AVAILABLE DATA:
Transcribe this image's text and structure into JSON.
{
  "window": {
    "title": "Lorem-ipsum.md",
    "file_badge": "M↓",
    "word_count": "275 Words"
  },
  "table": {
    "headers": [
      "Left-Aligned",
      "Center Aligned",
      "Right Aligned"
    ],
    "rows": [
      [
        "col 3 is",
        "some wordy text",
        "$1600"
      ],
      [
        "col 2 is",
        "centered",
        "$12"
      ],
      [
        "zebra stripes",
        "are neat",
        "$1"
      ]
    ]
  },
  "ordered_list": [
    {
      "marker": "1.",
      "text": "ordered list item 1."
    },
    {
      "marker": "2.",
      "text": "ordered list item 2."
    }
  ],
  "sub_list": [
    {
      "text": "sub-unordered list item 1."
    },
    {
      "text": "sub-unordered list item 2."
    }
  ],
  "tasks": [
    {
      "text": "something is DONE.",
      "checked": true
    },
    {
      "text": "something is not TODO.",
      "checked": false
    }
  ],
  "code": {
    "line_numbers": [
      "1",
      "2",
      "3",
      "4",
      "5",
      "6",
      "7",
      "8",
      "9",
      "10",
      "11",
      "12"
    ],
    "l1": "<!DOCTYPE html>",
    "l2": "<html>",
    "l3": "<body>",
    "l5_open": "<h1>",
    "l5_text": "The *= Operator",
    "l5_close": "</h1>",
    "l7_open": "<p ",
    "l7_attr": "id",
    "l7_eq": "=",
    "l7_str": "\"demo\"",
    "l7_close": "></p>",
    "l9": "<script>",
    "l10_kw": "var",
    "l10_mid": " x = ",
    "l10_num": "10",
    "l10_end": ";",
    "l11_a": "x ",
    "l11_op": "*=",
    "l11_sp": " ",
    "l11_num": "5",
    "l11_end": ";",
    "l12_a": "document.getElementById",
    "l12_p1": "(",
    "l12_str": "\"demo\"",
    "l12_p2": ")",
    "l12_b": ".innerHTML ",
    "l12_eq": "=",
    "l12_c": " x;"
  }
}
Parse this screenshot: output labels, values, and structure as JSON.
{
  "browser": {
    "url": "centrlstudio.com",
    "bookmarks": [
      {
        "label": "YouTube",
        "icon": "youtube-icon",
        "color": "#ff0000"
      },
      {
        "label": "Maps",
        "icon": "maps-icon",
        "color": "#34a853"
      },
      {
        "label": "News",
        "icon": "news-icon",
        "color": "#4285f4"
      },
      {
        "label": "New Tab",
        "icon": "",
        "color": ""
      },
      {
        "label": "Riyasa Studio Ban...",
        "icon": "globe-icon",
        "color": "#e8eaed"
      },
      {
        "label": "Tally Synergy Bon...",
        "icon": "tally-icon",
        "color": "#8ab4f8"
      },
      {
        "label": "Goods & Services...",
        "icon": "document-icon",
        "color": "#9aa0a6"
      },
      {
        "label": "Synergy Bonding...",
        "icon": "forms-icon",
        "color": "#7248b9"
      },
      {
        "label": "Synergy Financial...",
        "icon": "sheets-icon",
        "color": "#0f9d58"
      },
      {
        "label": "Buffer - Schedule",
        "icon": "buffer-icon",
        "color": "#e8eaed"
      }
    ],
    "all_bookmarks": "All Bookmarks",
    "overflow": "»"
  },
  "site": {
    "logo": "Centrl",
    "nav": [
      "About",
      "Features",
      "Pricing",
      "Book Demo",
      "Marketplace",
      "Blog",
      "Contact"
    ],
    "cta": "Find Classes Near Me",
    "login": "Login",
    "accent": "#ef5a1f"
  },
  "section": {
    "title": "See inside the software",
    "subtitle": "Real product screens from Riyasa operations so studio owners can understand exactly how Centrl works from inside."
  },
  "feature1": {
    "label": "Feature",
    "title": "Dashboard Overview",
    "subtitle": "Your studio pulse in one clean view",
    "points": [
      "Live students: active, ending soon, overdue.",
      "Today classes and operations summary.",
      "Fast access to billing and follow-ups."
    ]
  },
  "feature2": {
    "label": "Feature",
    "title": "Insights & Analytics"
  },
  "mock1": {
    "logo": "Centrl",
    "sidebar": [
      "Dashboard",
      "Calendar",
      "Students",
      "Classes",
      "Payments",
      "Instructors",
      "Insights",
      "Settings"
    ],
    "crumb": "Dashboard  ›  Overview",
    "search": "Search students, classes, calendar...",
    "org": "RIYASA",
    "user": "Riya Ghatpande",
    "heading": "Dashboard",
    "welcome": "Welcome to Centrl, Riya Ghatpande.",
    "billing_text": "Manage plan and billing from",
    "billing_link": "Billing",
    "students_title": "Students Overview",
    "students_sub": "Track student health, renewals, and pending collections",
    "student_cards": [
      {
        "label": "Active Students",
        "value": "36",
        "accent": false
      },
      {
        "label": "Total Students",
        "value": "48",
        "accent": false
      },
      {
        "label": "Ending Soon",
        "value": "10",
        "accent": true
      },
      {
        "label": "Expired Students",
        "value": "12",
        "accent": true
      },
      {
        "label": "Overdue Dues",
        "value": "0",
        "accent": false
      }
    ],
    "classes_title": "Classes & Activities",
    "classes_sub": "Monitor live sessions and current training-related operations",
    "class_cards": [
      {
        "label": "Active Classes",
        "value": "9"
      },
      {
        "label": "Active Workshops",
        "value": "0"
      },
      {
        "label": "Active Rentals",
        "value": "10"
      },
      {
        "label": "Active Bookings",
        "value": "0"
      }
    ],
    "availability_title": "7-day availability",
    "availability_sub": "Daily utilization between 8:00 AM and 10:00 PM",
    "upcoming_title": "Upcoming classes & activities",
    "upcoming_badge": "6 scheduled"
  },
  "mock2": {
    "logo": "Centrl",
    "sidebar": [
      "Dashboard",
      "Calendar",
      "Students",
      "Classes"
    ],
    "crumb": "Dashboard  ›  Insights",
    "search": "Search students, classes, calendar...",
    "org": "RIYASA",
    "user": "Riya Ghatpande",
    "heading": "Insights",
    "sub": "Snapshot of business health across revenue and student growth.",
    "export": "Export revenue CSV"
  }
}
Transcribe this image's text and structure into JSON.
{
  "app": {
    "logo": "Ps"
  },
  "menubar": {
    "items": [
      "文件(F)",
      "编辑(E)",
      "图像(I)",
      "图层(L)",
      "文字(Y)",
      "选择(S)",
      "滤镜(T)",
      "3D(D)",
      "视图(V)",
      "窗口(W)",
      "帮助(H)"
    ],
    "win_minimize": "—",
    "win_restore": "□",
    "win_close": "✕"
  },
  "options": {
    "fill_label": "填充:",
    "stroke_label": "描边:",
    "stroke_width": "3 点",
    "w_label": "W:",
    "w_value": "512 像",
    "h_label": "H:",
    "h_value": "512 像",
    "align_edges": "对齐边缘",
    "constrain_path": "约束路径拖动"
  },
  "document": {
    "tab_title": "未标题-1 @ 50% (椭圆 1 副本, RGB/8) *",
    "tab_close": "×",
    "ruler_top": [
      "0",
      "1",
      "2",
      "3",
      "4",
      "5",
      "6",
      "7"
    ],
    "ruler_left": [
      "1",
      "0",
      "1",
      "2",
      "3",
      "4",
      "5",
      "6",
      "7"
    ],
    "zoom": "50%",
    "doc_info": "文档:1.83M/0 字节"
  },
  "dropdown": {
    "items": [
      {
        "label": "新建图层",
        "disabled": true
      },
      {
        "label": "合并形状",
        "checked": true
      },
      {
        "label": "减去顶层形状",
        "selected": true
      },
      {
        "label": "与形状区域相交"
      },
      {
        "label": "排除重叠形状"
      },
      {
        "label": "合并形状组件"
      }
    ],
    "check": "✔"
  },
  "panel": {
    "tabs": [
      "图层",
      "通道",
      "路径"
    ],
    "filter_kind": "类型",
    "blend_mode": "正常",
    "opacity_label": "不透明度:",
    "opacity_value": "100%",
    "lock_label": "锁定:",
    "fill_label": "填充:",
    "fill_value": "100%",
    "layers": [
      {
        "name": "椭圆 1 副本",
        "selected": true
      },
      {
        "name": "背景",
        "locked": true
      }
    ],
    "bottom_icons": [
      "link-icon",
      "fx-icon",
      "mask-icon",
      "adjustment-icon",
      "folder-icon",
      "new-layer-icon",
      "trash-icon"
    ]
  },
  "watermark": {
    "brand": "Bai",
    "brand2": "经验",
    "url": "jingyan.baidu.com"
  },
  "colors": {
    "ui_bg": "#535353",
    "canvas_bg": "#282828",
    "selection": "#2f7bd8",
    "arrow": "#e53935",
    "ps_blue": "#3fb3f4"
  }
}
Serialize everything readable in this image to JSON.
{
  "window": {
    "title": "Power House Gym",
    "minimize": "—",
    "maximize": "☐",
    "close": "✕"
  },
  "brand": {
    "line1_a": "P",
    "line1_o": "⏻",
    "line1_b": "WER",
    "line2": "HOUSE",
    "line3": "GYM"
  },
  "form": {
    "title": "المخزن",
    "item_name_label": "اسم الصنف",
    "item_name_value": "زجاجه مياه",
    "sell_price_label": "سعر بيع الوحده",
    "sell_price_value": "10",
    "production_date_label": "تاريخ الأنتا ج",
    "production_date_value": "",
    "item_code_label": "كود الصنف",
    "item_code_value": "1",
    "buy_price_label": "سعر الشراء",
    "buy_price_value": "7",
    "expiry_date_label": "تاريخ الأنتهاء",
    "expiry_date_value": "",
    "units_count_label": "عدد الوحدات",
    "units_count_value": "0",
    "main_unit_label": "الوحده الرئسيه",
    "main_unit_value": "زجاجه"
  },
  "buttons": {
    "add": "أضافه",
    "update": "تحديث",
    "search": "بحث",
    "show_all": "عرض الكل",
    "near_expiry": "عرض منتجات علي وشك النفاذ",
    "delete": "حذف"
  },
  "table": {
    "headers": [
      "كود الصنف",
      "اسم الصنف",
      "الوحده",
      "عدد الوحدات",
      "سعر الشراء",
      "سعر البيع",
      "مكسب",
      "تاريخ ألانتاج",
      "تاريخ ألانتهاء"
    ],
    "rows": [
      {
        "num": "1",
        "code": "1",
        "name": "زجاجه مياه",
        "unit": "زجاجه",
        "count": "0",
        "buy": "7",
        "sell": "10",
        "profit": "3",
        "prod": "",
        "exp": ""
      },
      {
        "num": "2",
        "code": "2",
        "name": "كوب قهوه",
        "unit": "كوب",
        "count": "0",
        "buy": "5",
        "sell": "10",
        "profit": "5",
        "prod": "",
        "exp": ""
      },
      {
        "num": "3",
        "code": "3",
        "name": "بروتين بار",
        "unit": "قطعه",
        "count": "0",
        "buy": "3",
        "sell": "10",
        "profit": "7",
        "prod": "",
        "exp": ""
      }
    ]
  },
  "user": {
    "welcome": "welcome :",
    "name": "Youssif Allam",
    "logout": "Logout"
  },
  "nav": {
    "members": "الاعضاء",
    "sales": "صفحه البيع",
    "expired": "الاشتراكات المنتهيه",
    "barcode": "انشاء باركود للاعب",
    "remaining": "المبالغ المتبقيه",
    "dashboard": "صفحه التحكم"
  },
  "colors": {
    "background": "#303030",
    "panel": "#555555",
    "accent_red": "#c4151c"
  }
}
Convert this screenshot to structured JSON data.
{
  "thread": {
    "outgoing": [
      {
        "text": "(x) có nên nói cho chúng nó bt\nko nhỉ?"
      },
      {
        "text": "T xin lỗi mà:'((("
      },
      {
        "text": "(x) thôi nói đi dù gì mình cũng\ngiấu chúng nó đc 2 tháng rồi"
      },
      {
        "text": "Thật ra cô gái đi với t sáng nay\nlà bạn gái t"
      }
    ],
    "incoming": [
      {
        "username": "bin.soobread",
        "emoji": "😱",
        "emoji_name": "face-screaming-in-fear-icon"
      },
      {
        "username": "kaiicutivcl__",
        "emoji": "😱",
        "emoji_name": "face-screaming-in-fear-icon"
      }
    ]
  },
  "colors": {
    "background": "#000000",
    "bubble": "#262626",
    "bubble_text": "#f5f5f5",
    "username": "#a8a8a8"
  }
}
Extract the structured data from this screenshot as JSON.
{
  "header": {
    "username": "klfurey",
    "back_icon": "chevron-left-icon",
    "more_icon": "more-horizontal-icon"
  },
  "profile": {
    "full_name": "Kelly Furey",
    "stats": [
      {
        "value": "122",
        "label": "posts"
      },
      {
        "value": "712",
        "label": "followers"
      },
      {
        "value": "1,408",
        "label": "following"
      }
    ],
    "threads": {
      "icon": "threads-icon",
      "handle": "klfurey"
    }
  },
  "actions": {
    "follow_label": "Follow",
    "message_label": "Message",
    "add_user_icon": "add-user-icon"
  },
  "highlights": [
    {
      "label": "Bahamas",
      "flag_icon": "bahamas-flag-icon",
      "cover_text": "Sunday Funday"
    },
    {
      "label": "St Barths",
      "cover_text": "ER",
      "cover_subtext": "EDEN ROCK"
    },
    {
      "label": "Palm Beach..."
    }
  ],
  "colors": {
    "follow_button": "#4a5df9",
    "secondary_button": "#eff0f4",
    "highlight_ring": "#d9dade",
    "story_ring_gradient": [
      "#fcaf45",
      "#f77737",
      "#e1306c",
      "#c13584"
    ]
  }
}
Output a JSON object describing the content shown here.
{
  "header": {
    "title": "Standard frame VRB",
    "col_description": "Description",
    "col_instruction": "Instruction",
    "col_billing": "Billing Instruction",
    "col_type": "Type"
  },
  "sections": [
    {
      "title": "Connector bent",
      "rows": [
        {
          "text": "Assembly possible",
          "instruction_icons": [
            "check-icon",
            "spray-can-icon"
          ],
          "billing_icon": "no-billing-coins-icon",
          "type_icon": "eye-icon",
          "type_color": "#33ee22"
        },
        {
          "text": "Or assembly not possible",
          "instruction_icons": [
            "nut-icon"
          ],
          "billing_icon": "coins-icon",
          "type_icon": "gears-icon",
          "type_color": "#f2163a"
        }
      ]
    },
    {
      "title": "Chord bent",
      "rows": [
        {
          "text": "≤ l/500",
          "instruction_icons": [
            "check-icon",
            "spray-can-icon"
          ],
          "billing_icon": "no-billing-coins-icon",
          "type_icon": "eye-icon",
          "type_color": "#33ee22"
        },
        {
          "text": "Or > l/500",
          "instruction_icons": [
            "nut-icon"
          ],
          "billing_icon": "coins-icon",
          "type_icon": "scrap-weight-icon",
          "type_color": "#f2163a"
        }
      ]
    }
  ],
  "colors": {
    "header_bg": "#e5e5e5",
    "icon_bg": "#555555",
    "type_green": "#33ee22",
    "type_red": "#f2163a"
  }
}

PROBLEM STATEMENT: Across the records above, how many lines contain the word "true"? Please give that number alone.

WRITTEN SOLUTION: 8